A Tennessee golf club is home to two nesting bald eagles
Pair named Elliott and Eloise recently joined by two eaglets
Eagle Cam set up in 2012 has been viewed by nearly one million worldwide
Course has been recipient of several environmental awards
Eagles may be thin on the ground for most golfers at the Bear Trace course at Harrison Bay. But up in the treetops, it’s a different matter.
Bald eagles Elliott and Eloise have been par for the course at the Tennessee club for the past three and a half years, scoring highly with both local and global audiences thanks to a camera installed by their nest in a pine tree behind the 10th green.
“The eagles came in and started building a nest in December 2010,” explains golf course superintendent Paul Carter.
“The first year they had two eaglets and both fledged successfully. We were just watching them from the ground not really knowing what was going on until about mid-May when two black heads popped up out of the nest.”
The discovery prompted Carter to install an Eagle Cam which has been live since early 2012. This year, the pair – who were given their names by Carter’s daughter – welcomed two more eaglets who go by the more functional names of HB5 and HB6.
Bald eagles were once on the U.S. endangered species list, but numbers of the nation’s symbol have risen since the government banned the pesticide DDT – which contaminated the birds’ food sources.
The wingspans of the female eagles, which are larger than the males, can be up to eight feet.
“Tennessee has had some good success with its eagle population, but this is the only one on a golf course that I know of. We are trying to show that golf courses can be a sustainable habitat for wildlife,” Carter told CNN ahead of Earth Day – an initiative started in 1970 aimed at improving the world’s environment, and marked globally this year on April 22.
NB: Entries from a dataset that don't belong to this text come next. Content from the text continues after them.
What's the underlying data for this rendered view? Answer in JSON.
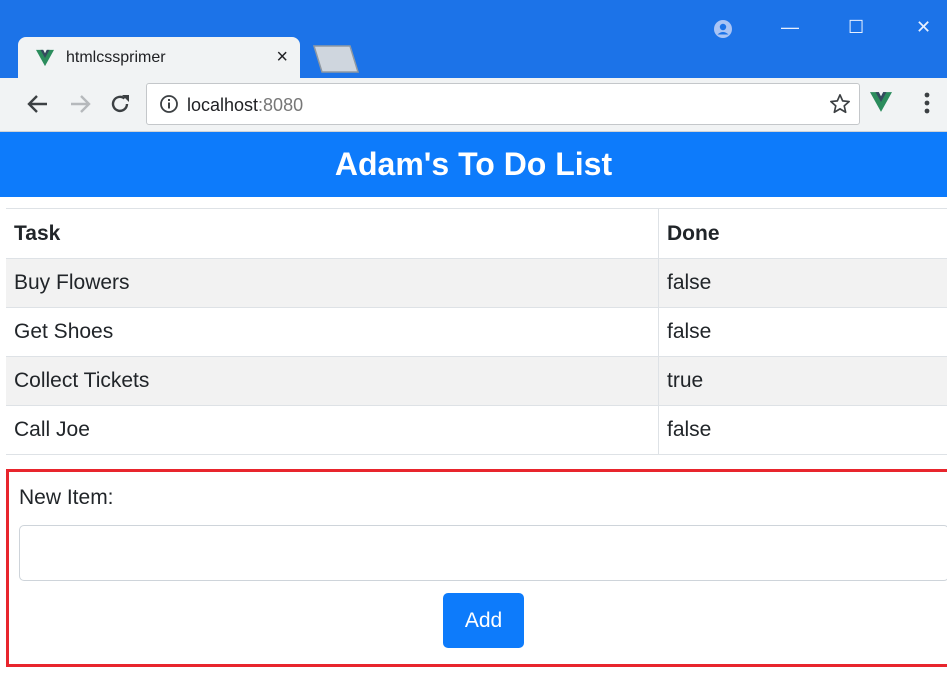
{
  "browser": {
    "tab_title": "htmlcssprimer",
    "tab_close": "×",
    "url_host": "localhost",
    "url_port": ":8080",
    "window_controls": {
      "minimize": "—",
      "maximize": "☐",
      "close": "✕"
    },
    "icons": [
      "vue-favicon-icon",
      "profile-icon",
      "back-arrow-icon",
      "forward-arrow-icon",
      "reload-icon",
      "info-icon",
      "star-icon",
      "vue-extension-icon",
      "menu-dots-icon"
    ]
  },
  "page": {
    "title": "Adam's To Do List",
    "table": {
      "headers": [
        "Task",
        "Done"
      ],
      "rows": [
        [
          "Buy Flowers",
          "false"
        ],
        [
          "Get Shoes",
          "false"
        ],
        [
          "Collect Tickets",
          "true"
        ],
        [
          "Call Joe",
          "false"
        ]
      ]
    },
    "form": {
      "label": "New Item:",
      "input_value": "",
      "button_label": "Add"
    }
  },
  "colors": {
    "titlebar": "#1c73e8",
    "banner": "#0d7bfb",
    "highlight_border": "#e8252d",
    "vue_green": "#2b8c5c"
  }
}
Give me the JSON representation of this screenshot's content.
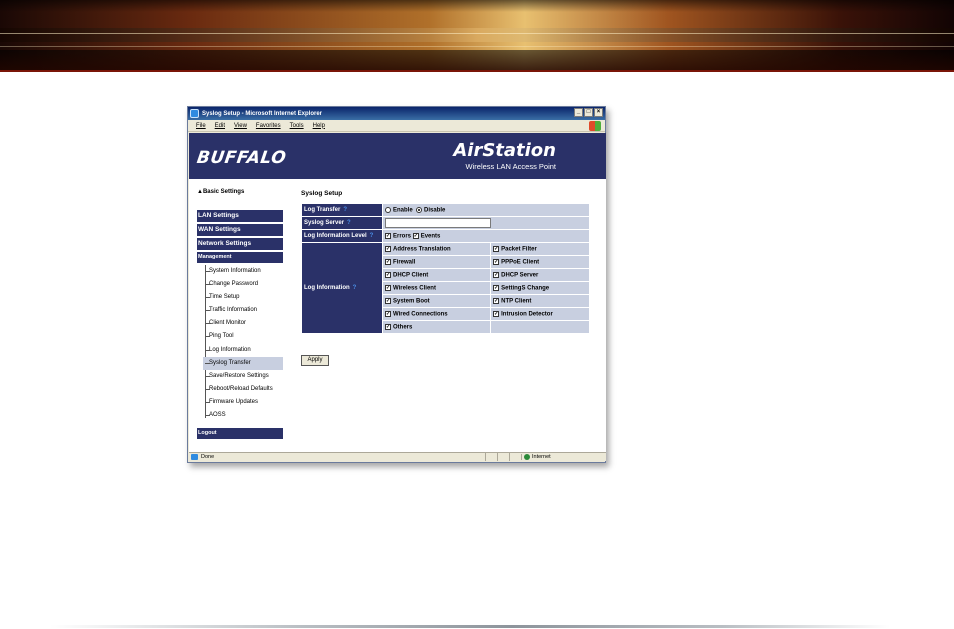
{
  "window": {
    "title": "Syslog Setup - Microsoft Internet Explorer",
    "controls": [
      "_",
      "□",
      "×"
    ],
    "menu": [
      "File",
      "Edit",
      "View",
      "Favorites",
      "Tools",
      "Help"
    ]
  },
  "header": {
    "brand": "BUFFALO",
    "product": "AirStation",
    "product_sub": "Wireless LAN Access Point",
    "bg_color": "#2a3168"
  },
  "nav": {
    "basic_settings": "▲Basic Settings",
    "sections": [
      "LAN Settings",
      "WAN Settings",
      "Network Settings",
      "Management"
    ],
    "management_items": [
      "System Information",
      "Change Password",
      "Time Setup",
      "Traffic Information",
      "Client Monitor",
      "Ping Tool",
      "Log Information",
      "Syslog Transfer",
      "Save/Restore Settings",
      "Reboot/Reload Defaults",
      "Firmware Updates",
      "AOSS"
    ],
    "active_item": "Syslog Transfer",
    "logout": "Logout"
  },
  "main": {
    "title": "Syslog Setup",
    "log_transfer": {
      "label": "Log Transfer",
      "options": [
        "Enable",
        "Disable"
      ],
      "selected": "Disable"
    },
    "syslog_server": {
      "label": "Syslog Server",
      "value": ""
    },
    "log_level": {
      "label": "Log Information Level",
      "options": [
        "Errors",
        "Events"
      ],
      "checked": [
        true,
        true
      ]
    },
    "log_info": {
      "label": "Log Information",
      "left": [
        "Address Translation",
        "Firewall",
        "DHCP Client",
        "Wireless Client",
        "System Boot",
        "Wired Connections",
        "Others"
      ],
      "right": [
        "Packet Filter",
        "PPPoE Client",
        "DHCP Server",
        "SettingS Change",
        "NTP Client",
        "Intrusion Detector"
      ]
    },
    "apply": "Apply"
  },
  "status": {
    "text": "Done",
    "zone": "Internet"
  }
}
Bear Trace’s round-the-clock live feed has received almost a million views to date. The virtual presence has also helped business at the club.
“I’ve been in the pro shop several times and people come in and ask which hole Eagle Cam is on,” Carter says. “We’ve definitely had a considerable amount of play off it.”
The project is one of many environmentally-minded measures Carter and his colleagues have tended to in recent years.
“It’s not just about how we mow the grass or what fertilizer we’re putting down. We have an education center which has environmental information, awards and pictures of the course,” he says.
Carter, who also writes about environmental improvements on a blog and gives talks, was recently recognized for his green leadership.